Our children are growing up in a rich world of diversity. Fifty percent under five are children of color, and by the time they grow up, they will be in the majority. We’ve come a long way from the time during which I grew up, when US schools and housing were still racially segregated by law.
In celebration of our growing diversity and to show our children how the world really is, here are some suggestions for multi-cultural books to read to them. These books are suitable for preschoolers, but some are good for first and second graders as well.
Shining by Julius Lester and John Clapp. Powerful story of how a a girl feared by the villagers wins the heart of the people and remains true to herself all at the same time.
Pio Peep. Traditional Spanish Nursery Rhymes by Alma Flor Ada and F. Isabel Campoy. Stellar collection of nursery rhymes selected from the rich oral tradition of Latin America and the American Southwest. Most of the verses are known throughout the Spanish-speaking world.
I Love Saturdays and domingo by Alma Flor Ada and Elivia Savadier. A child visits her European-American grandparents on Saturday and her Mexican-American grandparents on Sundays-los domingos.
Quinto’s Neighborhood/El Vecindario de Quinto by Ina Cumpiano and Jose Ramirez. Bilingual story of the people of Quinto’s neighborhood.
My People by Langston Hughes and Charles R. Smith, Jr. Langston Hughes’ classic poem of tribute to his people accompanied by photographs by Charles R.Smith, Jr.
Cradle Me by Debby Slier. Photo-filled book of the rich American Indian tradition of carrying babies in cradleboards. All cradleboards are unique and personalized from person to person and tribe to tribe.
Baby Says by John Steptoe. A baby flings toys to get his older brother’s attention, escapes from his playpen with the help of his brother, and knocks down his brother’s blocks. All is forgiven at the end, when baby smiles. Simple illustrations and minimal text.
Buenas Noches, Luna by Margaret Wise Brown. The classic Goodnight Moon in Spanish.
I Love My Hair by Natasha Anastasia Tarpley and E. B. Lewis. The whimsical, evocative story of Keyana and how she learns to love her hair and her heritage.
Where Did You Get Your Moccasins by Bernalda Wheeler. Children in an urban school are curious about a classmate’s moccasins.
I See the Rhythm by Toyomi Igus and Michele Wood. Each stunning spread of this award-winning book includes art, poetic text, a description of a music style from swing to gospel, and a time line of selected historical events.
The Twin’s Blanket by Hyewon Yum. Two look-alike twins who have always shared everything have to learn how not to share as they get older. Told from the perspective of two five-year olds.

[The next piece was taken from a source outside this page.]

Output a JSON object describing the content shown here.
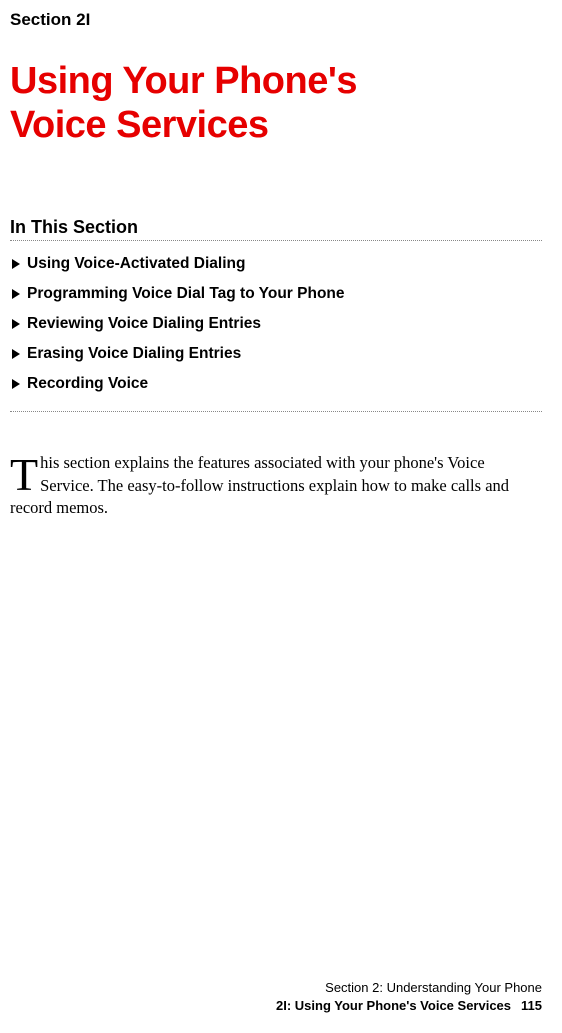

La Mujer que brillaba aun mas que el sol by Alejandro Cruz Martinez, David Schecter and Rosalma Zubizarreta. Retells the Zapotec legend of Lucia Zenteno, a beautiful woman with magical powers who is exiled from a mountain village and takes its water away in punishment.

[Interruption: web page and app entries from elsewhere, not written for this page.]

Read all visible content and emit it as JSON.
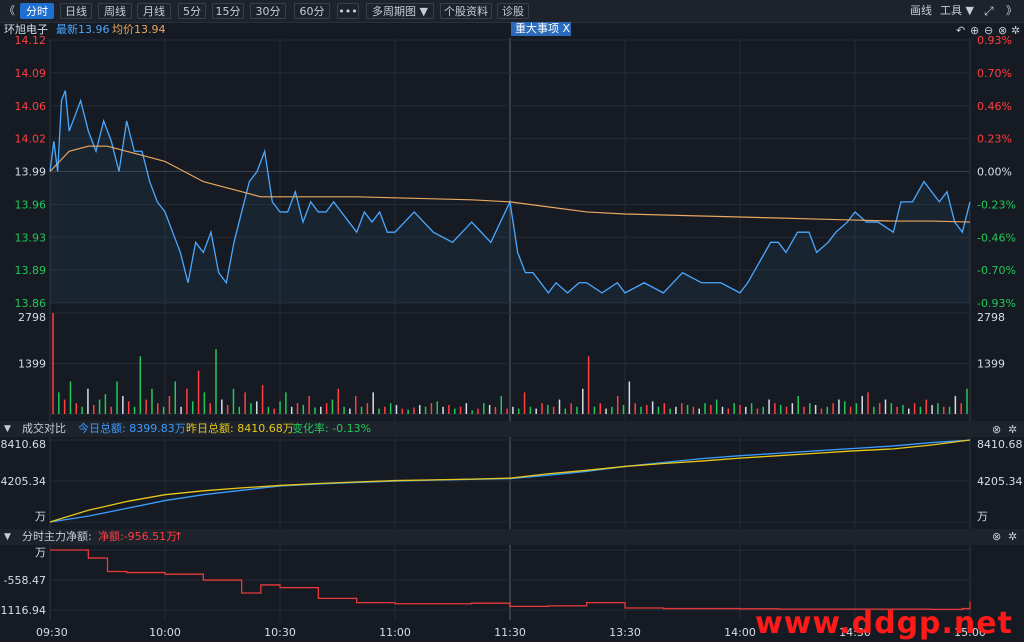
{
  "toolbar": {
    "back": "《",
    "forward": "》",
    "periods": [
      "分时",
      "日线",
      "周线",
      "月线",
      "5分",
      "15分",
      "30分",
      "60分",
      "•••",
      "多周期图 ▼",
      "个股资料",
      "诊股"
    ],
    "draw_label": "画线",
    "tools_label": "工具 ▼"
  },
  "info": {
    "stock_name": "环旭电子",
    "latest_label": "最新13.96",
    "avg_label": "均价13.94",
    "events_tag": "重大事项 X"
  },
  "colors": {
    "up": "#ff4040",
    "down": "#22c85a",
    "neutral": "#d8dce4",
    "price_line": "#4aa8ff",
    "avg_line": "#e8a860",
    "today_turnover": "#3a9cff",
    "yesterday_turnover": "#e8c81a",
    "net_flow": "#e83a3a"
  },
  "price_axis": {
    "left_ticks": [
      "14.12",
      "14.09",
      "14.06",
      "14.02",
      "13.99",
      "13.96",
      "13.93",
      "13.89",
      "13.86"
    ],
    "right_ticks": [
      "0.93%",
      "0.70%",
      "0.46%",
      "0.23%",
      "0.00%",
      "-0.23%",
      "-0.46%",
      "-0.70%",
      "-0.93%"
    ]
  },
  "volume_axis": {
    "ticks": [
      "2798",
      "1399"
    ]
  },
  "turnover": {
    "title": "成交对比",
    "today_label": "今日总额: 8399.83万",
    "yesterday_label": "昨日总额: 8410.68万",
    "change_label": "变化率: -0.13%",
    "ticks": [
      "8410.68",
      "4205.34",
      "万"
    ]
  },
  "flow": {
    "title": "分时主力净额:",
    "net_label": "净额:-956.51万",
    "net_arrow": "↑",
    "ticks": [
      "万",
      "-558.47",
      "-1116.94"
    ]
  },
  "time_axis": [
    "09:30",
    "10:00",
    "10:30",
    "11:00",
    "11:30",
    "13:30",
    "14:00",
    "14:30",
    "15:00"
  ],
  "watermark": "www.ddgp.net",
  "chart_data": [
    {
      "type": "line",
      "name": "price",
      "x": [
        "09:30",
        "09:31",
        "09:32",
        "09:33",
        "09:34",
        "09:35",
        "09:36",
        "09:38",
        "09:40",
        "09:42",
        "09:44",
        "09:46",
        "09:48",
        "09:50",
        "09:52",
        "09:54",
        "09:56",
        "09:58",
        "10:00",
        "10:02",
        "10:04",
        "10:06",
        "10:08",
        "10:10",
        "10:12",
        "10:14",
        "10:16",
        "10:18",
        "10:20",
        "10:22",
        "10:24",
        "10:26",
        "10:28",
        "10:30",
        "10:32",
        "10:34",
        "10:36",
        "10:38",
        "10:40",
        "10:42",
        "10:44",
        "10:46",
        "10:48",
        "10:50",
        "10:52",
        "10:54",
        "10:56",
        "10:58",
        "11:00",
        "11:05",
        "11:10",
        "11:15",
        "11:20",
        "11:25",
        "11:30",
        "13:02",
        "13:04",
        "13:06",
        "13:08",
        "13:10",
        "13:12",
        "13:15",
        "13:18",
        "13:20",
        "13:24",
        "13:28",
        "13:30",
        "13:35",
        "13:40",
        "13:45",
        "13:50",
        "13:55",
        "14:00",
        "14:02",
        "14:05",
        "14:08",
        "14:10",
        "14:12",
        "14:15",
        "14:18",
        "14:20",
        "14:23",
        "14:25",
        "14:28",
        "14:30",
        "14:33",
        "14:36",
        "14:40",
        "14:42",
        "14:45",
        "14:48",
        "14:50",
        "14:52",
        "14:54",
        "14:56",
        "14:58",
        "15:00"
      ],
      "y": [
        13.99,
        14.02,
        13.99,
        14.06,
        14.07,
        14.03,
        14.04,
        14.06,
        14.03,
        14.01,
        14.04,
        14.02,
        13.99,
        14.04,
        14.01,
        14.01,
        13.98,
        13.96,
        13.95,
        13.93,
        13.91,
        13.88,
        13.92,
        13.91,
        13.93,
        13.89,
        13.88,
        13.92,
        13.95,
        13.98,
        13.99,
        14.01,
        13.96,
        13.95,
        13.95,
        13.97,
        13.94,
        13.96,
        13.95,
        13.95,
        13.96,
        13.95,
        13.94,
        13.93,
        13.95,
        13.94,
        13.95,
        13.93,
        13.93,
        13.95,
        13.93,
        13.92,
        13.94,
        13.92,
        13.96,
        13.91,
        13.89,
        13.89,
        13.88,
        13.87,
        13.88,
        13.87,
        13.88,
        13.88,
        13.87,
        13.88,
        13.87,
        13.88,
        13.87,
        13.89,
        13.88,
        13.88,
        13.87,
        13.88,
        13.9,
        13.92,
        13.92,
        13.91,
        13.93,
        13.93,
        13.91,
        13.92,
        13.93,
        13.94,
        13.95,
        13.94,
        13.94,
        13.93,
        13.96,
        13.96,
        13.98,
        13.97,
        13.96,
        13.97,
        13.94,
        13.93,
        13.96
      ],
      "ylim": [
        13.86,
        14.12
      ]
    },
    {
      "type": "line",
      "name": "avg",
      "x": [
        "09:30",
        "09:35",
        "09:40",
        "09:45",
        "09:50",
        "09:55",
        "10:00",
        "10:05",
        "10:10",
        "10:15",
        "10:20",
        "10:25",
        "10:30",
        "10:40",
        "10:50",
        "11:00",
        "11:10",
        "11:20",
        "11:30",
        "13:10",
        "13:20",
        "13:30",
        "13:40",
        "13:50",
        "14:00",
        "14:10",
        "14:20",
        "14:30",
        "14:40",
        "14:50",
        "15:00"
      ],
      "y": [
        13.99,
        14.01,
        14.015,
        14.015,
        14.01,
        14.005,
        14.0,
        13.99,
        13.98,
        13.975,
        13.97,
        13.965,
        13.965,
        13.965,
        13.965,
        13.964,
        13.963,
        13.962,
        13.96,
        13.955,
        13.95,
        13.948,
        13.947,
        13.946,
        13.945,
        13.944,
        13.943,
        13.942,
        13.941,
        13.941,
        13.94
      ]
    },
    {
      "type": "bar",
      "name": "volume",
      "ylim": [
        0,
        2798
      ],
      "values": [
        2798,
        600,
        400,
        900,
        300,
        200,
        700,
        250,
        400,
        550,
        200,
        900,
        500,
        350,
        200,
        1600,
        400,
        700,
        300,
        200,
        500,
        900,
        200,
        700,
        350,
        1200,
        600,
        300,
        1800,
        400,
        250,
        700,
        200,
        600,
        300,
        350,
        800,
        200,
        150,
        350,
        600,
        200,
        300,
        250,
        500,
        180,
        200,
        300,
        400,
        700,
        200,
        150,
        500,
        200,
        300,
        600,
        150,
        200,
        300,
        250,
        150,
        120,
        180,
        250,
        200,
        300,
        350,
        200,
        250,
        150,
        200,
        300,
        100,
        150,
        300,
        250,
        200,
        500,
        150,
        200,
        150,
        600,
        200,
        150,
        300,
        250,
        200,
        400,
        150,
        300,
        200,
        700,
        1600,
        200,
        300,
        150,
        200,
        500,
        250,
        900,
        300,
        200,
        250,
        350,
        200,
        300,
        150,
        200,
        300,
        250,
        200,
        150,
        300,
        250,
        400,
        200,
        150,
        300,
        250,
        200,
        300,
        150,
        200,
        400,
        300,
        250,
        200,
        300,
        500,
        200,
        300,
        250,
        150,
        200,
        300,
        400,
        350,
        200,
        300,
        500,
        600,
        200,
        300,
        400,
        300,
        200,
        250,
        150,
        300,
        200,
        400,
        250,
        300,
        200,
        200,
        500,
        300,
        700
      ],
      "directions": [
        "up",
        "down",
        "up",
        "down",
        "up",
        "down",
        "neutral",
        "up",
        "down",
        "down",
        "up",
        "down",
        "neutral",
        "up",
        "down",
        "down",
        "up",
        "down",
        "up",
        "down",
        "up",
        "down",
        "neutral",
        "up",
        "down",
        "up",
        "down",
        "up",
        "down",
        "neutral",
        "up",
        "down",
        "down",
        "up",
        "down",
        "neutral",
        "up",
        "down",
        "up",
        "down",
        "down",
        "neutral",
        "up",
        "down",
        "up",
        "down",
        "neutral",
        "up",
        "down",
        "up",
        "down",
        "neutral",
        "up",
        "down",
        "up",
        "neutral",
        "down",
        "up",
        "down",
        "neutral",
        "up",
        "down",
        "up",
        "neutral",
        "down",
        "up",
        "down",
        "neutral",
        "up",
        "down",
        "up",
        "neutral",
        "down",
        "up",
        "down",
        "neutral",
        "up",
        "down",
        "up",
        "neutral",
        "down",
        "up",
        "down",
        "neutral",
        "up",
        "down",
        "up",
        "neutral",
        "down",
        "up",
        "down",
        "neutral",
        "up",
        "down",
        "up",
        "neutral",
        "down",
        "up",
        "down",
        "neutral",
        "up",
        "down",
        "up",
        "neutral",
        "down",
        "up",
        "down",
        "neutral",
        "up",
        "down",
        "up",
        "neutral",
        "down",
        "up",
        "down",
        "neutral",
        "up",
        "down",
        "up",
        "neutral",
        "down",
        "up",
        "down",
        "neutral",
        "up",
        "down",
        "up",
        "neutral",
        "down",
        "up",
        "down",
        "neutral",
        "up",
        "down",
        "up",
        "neutral",
        "down",
        "up",
        "down",
        "neutral",
        "up",
        "down",
        "up",
        "neutral",
        "down",
        "up",
        "down",
        "neutral",
        "up",
        "down",
        "up",
        "neutral",
        "down",
        "up",
        "down",
        "neutral",
        "up",
        "down",
        "up",
        "neutral",
        "down",
        "up"
      ]
    },
    {
      "type": "line",
      "name": "turnover",
      "ylim": [
        0,
        8410.68
      ],
      "x": [
        "09:30",
        "09:40",
        "09:50",
        "10:00",
        "10:10",
        "10:20",
        "10:30",
        "10:40",
        "10:50",
        "11:00",
        "11:10",
        "11:20",
        "11:30",
        "13:10",
        "13:20",
        "13:30",
        "13:40",
        "13:50",
        "14:00",
        "14:10",
        "14:20",
        "14:30",
        "14:40",
        "14:50",
        "15:00"
      ],
      "series": [
        {
          "values": [
            0,
            600,
            1400,
            2200,
            2800,
            3250,
            3700,
            3900,
            4050,
            4200,
            4300,
            4380,
            4450,
            4800,
            5200,
            5700,
            6100,
            6500,
            6800,
            7050,
            7300,
            7550,
            7800,
            8150,
            8399.83
          ]
        },
        {
          "values": [
            0,
            1200,
            2100,
            2800,
            3200,
            3500,
            3750,
            3950,
            4100,
            4250,
            4320,
            4400,
            4500,
            4950,
            5300,
            5700,
            6000,
            6250,
            6550,
            6800,
            7050,
            7300,
            7500,
            7900,
            8410.68
          ]
        }
      ]
    },
    {
      "type": "line",
      "name": "net-flow",
      "ylim": [
        -1116.94,
        0
      ],
      "x": [
        "09:30",
        "09:35",
        "09:40",
        "09:45",
        "09:50",
        "10:00",
        "10:10",
        "10:20",
        "10:25",
        "10:30",
        "10:40",
        "10:50",
        "11:00",
        "11:10",
        "11:20",
        "11:30",
        "13:10",
        "13:20",
        "13:30",
        "13:40",
        "13:50",
        "14:00",
        "14:10",
        "14:20",
        "14:30",
        "14:40",
        "14:50",
        "14:58",
        "15:00"
      ],
      "series": [
        {
          "values": [
            0,
            0,
            -150,
            -400,
            -420,
            -450,
            -560,
            -800,
            -650,
            -700,
            -900,
            -980,
            -1000,
            -1000,
            -990,
            -1050,
            -1040,
            -980,
            -1080,
            -1090,
            -1090,
            -1095,
            -1100,
            -1100,
            -1100,
            -1100,
            -1105,
            -1090,
            -956.51
          ]
        }
      ]
    }
  ]
}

Sky Sisters by Jan Bourdeau Waboose. Two Ojibway sisters set off across the frozen north country to see the SkySpirits’ midnight dance.

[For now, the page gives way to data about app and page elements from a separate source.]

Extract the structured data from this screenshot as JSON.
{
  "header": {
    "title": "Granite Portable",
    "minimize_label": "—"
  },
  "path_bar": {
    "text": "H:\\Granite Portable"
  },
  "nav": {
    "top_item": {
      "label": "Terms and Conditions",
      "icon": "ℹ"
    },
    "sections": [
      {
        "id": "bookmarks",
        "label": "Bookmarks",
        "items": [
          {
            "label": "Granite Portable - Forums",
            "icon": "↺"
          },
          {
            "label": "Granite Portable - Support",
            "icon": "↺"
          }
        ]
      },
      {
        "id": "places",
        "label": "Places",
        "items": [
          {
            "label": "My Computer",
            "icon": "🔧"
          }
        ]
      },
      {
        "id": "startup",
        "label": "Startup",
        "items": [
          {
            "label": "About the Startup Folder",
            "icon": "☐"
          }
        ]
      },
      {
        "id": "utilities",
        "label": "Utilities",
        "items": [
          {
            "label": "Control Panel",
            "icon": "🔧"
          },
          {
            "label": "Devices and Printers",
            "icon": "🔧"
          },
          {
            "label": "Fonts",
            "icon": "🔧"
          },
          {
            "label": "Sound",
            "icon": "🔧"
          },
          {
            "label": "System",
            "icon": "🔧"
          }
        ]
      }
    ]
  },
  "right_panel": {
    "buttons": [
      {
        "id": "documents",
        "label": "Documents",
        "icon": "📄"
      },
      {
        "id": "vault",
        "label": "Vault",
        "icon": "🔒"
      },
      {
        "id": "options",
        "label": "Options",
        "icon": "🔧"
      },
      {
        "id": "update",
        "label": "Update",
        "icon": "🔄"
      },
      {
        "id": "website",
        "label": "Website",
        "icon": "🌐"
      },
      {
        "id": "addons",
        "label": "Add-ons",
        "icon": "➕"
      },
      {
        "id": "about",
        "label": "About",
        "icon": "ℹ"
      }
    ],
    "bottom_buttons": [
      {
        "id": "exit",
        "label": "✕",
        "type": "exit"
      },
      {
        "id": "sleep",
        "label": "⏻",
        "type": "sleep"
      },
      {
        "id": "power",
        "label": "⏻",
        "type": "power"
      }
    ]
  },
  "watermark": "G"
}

More, More, More, Said the Baby: Three Love Stories by Vera B. Williams. This Caldecott Honor Book uses quirky watercolor drawings and colorful text to feature wiggly, chubby, irresistible, multiethnic toddlers with silly nicknames as the center of attention.
Pecan Pie Baby by Jacqueline Woodson and Sophie Blackall. Gia is getting sick of everyone talking to her mama about the new baby.
Ancient Dwellings of the Southwest by Derek Gallagher. More people lived in the Four Corners region of the Southwest 1,000 years ago than live there now. This book puts the people back in three of these places: Casa Grande Ruins in Arizona, Mesa Verde in Colorado and Bandelier in New Mexico.
This is Our House by Hyewon Yum. Story of an immigrant family through seasons and generations.
Peggy O’Mara is the editor and publisher of peggyomara.com. She founded Mothering.com in 1995 and was its editor-in chief until 2012. She was the editor and publisher of Mothering Magazine from 1980 to 2011. The author of Having a Baby Naturally; Natural Family Living; The Way Back Home; and A Quiet Place, Peggy has conducted workshops at Omega Institute, Esalen, La Leche League, and Bioneers. She is the mother of four and grandmother of two.